New York

Tyler Coburn, Remote Viewer (animation), 2018, digital video, black-and-white, silent, 7 minutes 42 seconds.

Tyler Coburn, Remote Viewer (animation), 2018, digital video, black-and-white, silent, 7 minutes 42 seconds.

Tyler Coburn

Koenig & Clinton

As surveillance and communications technologies grow ever more sophisticated, so, too, must our expectations of privacy evolve to both answer and anticipate these new forms of digitally enhanced access. And yet, long before the days of search engines and social media streams, there were drug-addled Delphic priestesses, clairvoyants gazing into crystal balls, and salon-parlor spiritualists, spewing ectoplasm or rapping away under their tables. While instances of paranormal prescience are well documented around the globe, mainstream science has kept a careful distance from the subject. Indeed, when Upton Sinclair published Mental Radio (1930), a book documenting the purported telepathic abilities of his second wife, Mary Craig, pioneering parapsychologist William McDougall praised the writer for his courage in venturing into a field “in which reputations are more easily lost than made.”

Tyler Coburn delved into this history with “Remote Viewer,” an exhibition economically comprised of a text, an object, and an animation. The last restages the experiments reproduced in Mental Radio, for which Craig used her gifts to replicate drawings made by someone in another room (or even in another city). Of her nearly three hundred logged attempts, roughly a quarter were deemed “successful matches,” while more than half qualified as “partial successes” for their respective formal correspondences (say, a roller skate mistaken for an upside-down horse’s head). Coburn’s nearly eight-minute video Remote Viewer (animation), 2018, scrawls out the drawings of Craig and her test subject side by side in a manner that recalls Craig’s own characterization of how an image came to her: as if “drawn by an invisible pencil.” When each pair is completed, it vanishes from the frame and a new set begins, transforming the projection surface into a kind of ESP Etch A Sketch.

Sinclair concluded that his wife must be receiving vibrations from a “brain radio” emitting waves through the atmosphere. Coburn conjured this effect by neutralizing the gallery lights with gray filters. The resulting haze was just perceptible enough to suggest that something indeed might be “in the air.” This implication was given sculptural form in Remote Viewer (object), 2017, a slender white rectangle laid like a carpet across the floor. Made in collaboration with the Manhattan design firm Bureau V, the object’s milky surface resembled that of poured plastic, but its material is actually high-density MDF, ingenuously manipulated so that one corner rises in a rumpled ridge, as if a mental vibration had been caught in the act of passing through.

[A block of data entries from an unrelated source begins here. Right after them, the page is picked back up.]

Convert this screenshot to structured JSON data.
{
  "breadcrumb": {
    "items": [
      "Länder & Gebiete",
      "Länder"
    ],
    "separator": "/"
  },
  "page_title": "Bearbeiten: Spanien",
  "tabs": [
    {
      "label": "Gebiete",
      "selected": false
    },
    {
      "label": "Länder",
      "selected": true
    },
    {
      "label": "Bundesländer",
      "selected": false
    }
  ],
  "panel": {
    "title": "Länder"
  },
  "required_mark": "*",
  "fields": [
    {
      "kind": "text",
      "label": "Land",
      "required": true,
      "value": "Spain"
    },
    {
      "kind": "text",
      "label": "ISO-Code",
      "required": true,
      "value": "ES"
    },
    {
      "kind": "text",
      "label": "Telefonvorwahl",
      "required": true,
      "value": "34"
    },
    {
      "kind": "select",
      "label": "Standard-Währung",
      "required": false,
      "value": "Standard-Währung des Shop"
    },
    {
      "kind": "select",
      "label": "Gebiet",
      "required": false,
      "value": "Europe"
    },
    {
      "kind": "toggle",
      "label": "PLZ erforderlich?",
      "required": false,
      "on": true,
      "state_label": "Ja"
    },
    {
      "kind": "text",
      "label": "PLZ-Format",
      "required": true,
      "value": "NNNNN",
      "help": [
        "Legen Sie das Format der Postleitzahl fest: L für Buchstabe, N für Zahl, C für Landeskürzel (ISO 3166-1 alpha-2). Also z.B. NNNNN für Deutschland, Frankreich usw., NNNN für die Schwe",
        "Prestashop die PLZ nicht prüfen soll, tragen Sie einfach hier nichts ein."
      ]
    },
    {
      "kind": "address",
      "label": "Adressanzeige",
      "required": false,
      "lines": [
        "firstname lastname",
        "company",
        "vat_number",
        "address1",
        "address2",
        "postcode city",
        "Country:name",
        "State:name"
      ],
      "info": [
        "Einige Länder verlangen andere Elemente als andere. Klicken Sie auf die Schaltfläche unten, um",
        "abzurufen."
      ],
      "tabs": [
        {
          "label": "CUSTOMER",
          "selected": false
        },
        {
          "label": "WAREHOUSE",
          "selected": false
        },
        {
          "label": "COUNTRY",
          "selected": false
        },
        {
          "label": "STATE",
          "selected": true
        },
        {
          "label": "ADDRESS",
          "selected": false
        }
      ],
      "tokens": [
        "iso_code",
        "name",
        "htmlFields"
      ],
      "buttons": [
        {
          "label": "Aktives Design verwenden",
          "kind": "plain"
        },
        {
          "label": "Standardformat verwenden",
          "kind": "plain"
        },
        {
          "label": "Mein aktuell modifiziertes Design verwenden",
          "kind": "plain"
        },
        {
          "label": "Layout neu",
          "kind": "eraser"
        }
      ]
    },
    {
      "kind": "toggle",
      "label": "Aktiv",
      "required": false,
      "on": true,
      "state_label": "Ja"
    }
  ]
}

Neither of these pieces was accompanied by any additional context or explanation. Instead, Coburn offered his audience Remote Viewer (takeaway), 2018, a two-page text printed on translucent vellum, so that the typed letters form a ghostly palimpsest when the pages are stacked. Lyrically composed, the text flows in waves, as the author surges from the experiments of early Spiritualists to the incorporation of psionic tactics into modern warfare, including the Cold War–era units dedicated to “remote viewers”—“flesh-and-blood prototypes of drones” who “flew the psychic airstreams in search of nuclear missiles, secret submarines, and tanks.” Coburn concludes that anyone endowed with this kind of sight is doomed to paranoia, for he or she knows the true extent to which the human mind has left its kitchen door unlocked.

Kate Sutton